RECORDS FOR THIS EXERCISE —
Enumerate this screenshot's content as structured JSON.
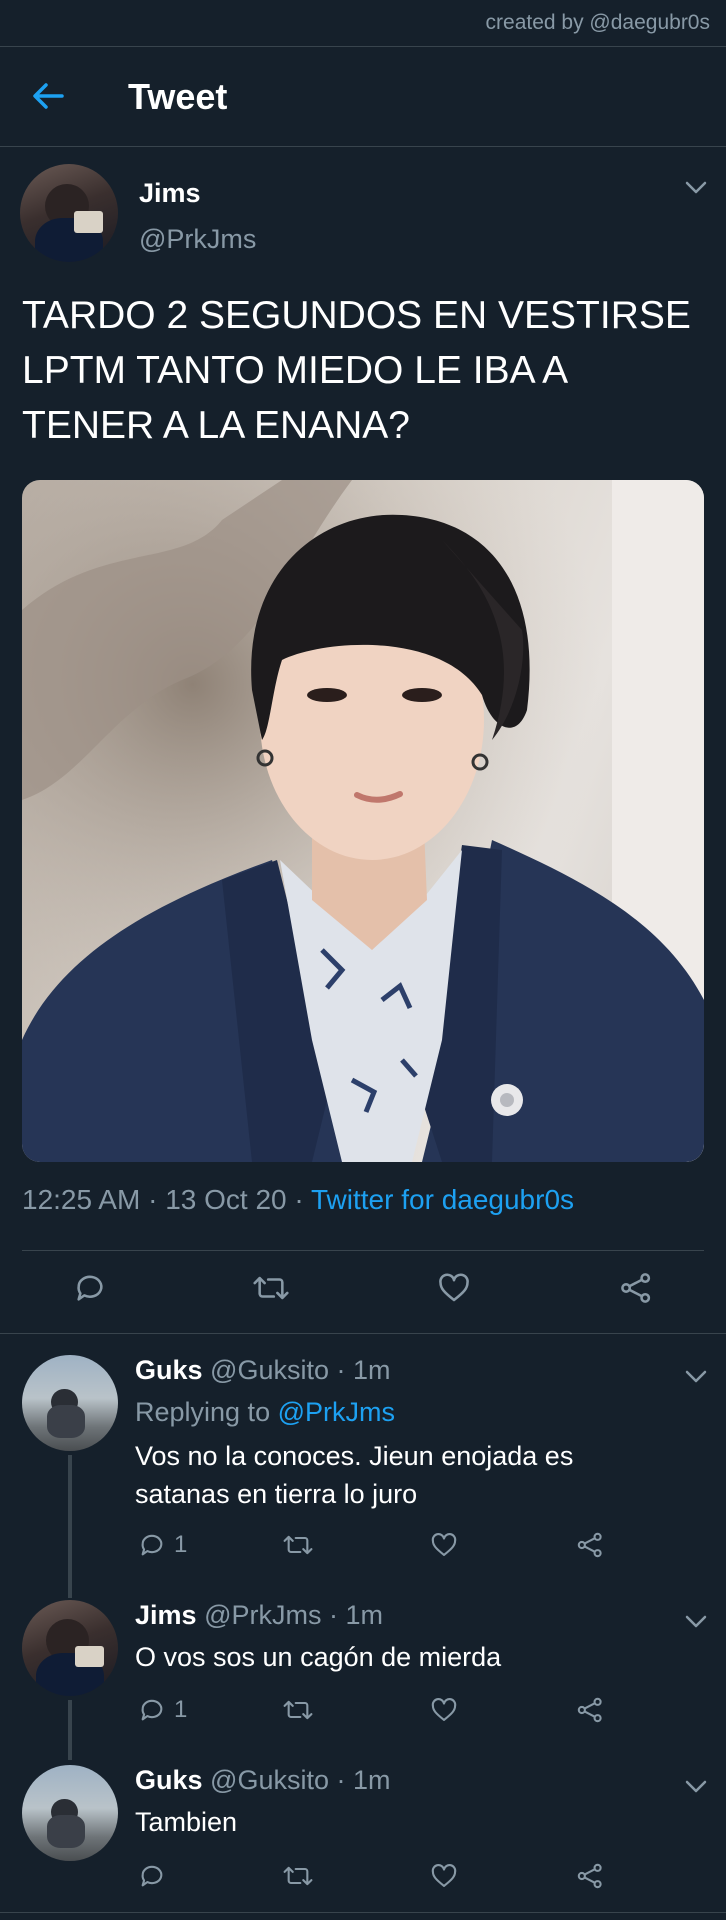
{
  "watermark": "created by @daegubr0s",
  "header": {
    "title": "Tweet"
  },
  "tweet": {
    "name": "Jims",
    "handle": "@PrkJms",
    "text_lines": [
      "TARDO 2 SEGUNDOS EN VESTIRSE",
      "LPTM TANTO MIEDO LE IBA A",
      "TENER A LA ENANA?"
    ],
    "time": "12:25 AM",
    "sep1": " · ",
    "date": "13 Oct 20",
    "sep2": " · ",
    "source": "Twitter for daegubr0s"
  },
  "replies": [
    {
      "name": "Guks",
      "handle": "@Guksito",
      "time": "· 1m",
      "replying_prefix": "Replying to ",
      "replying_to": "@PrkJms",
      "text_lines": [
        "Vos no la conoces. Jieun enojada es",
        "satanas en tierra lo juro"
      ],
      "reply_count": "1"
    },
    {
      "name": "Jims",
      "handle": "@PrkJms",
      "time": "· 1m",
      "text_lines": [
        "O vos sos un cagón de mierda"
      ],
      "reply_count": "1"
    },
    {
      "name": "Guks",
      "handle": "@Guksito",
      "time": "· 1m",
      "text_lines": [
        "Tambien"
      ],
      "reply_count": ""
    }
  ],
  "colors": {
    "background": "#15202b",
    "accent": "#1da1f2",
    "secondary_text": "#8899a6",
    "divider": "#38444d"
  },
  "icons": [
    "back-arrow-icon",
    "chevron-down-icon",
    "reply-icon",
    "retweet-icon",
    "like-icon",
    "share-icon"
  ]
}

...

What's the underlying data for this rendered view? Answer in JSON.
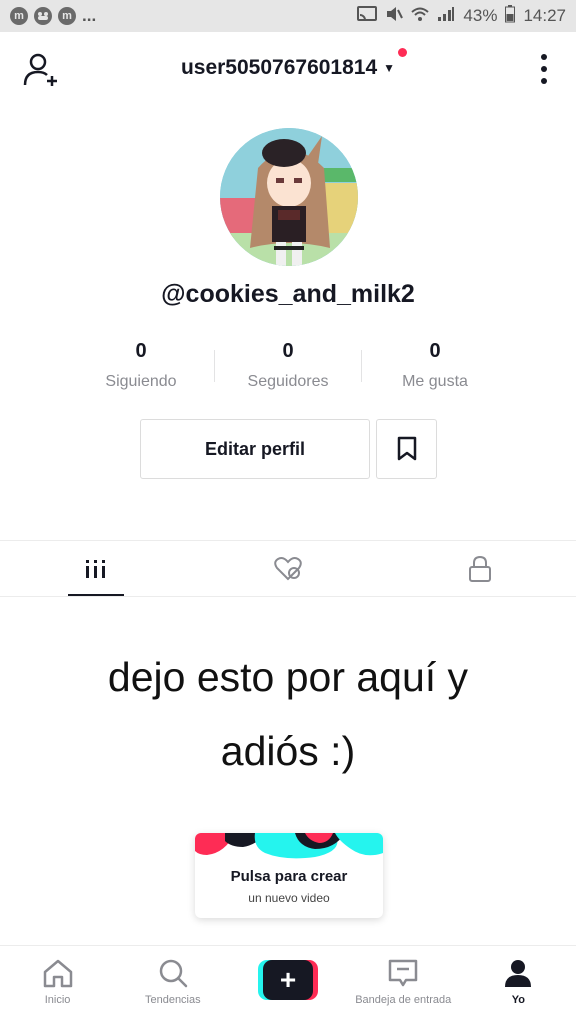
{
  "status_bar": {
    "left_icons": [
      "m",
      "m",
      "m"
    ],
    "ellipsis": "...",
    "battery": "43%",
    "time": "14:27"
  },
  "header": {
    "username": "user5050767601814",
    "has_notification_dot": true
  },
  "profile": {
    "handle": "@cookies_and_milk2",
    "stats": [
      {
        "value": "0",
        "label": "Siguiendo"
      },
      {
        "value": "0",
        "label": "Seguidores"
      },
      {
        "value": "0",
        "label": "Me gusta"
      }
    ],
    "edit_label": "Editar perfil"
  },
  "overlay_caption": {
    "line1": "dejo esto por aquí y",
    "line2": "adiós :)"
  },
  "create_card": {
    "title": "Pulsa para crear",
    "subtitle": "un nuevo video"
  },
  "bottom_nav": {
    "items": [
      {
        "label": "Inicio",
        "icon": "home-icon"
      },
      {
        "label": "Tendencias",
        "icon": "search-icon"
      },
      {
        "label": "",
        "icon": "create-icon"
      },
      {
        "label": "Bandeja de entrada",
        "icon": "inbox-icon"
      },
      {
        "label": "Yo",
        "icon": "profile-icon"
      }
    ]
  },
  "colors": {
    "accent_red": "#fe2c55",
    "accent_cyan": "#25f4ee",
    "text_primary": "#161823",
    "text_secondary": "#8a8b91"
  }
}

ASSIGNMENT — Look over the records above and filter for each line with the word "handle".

RESPONSE TO THIS TASK —
    "handle": "@PrkJms",
      "handle": "@Guksito",
      "handle": "@PrkJms",
      "handle": "@Guksito",
    "handle": "@cookies_and_milk2",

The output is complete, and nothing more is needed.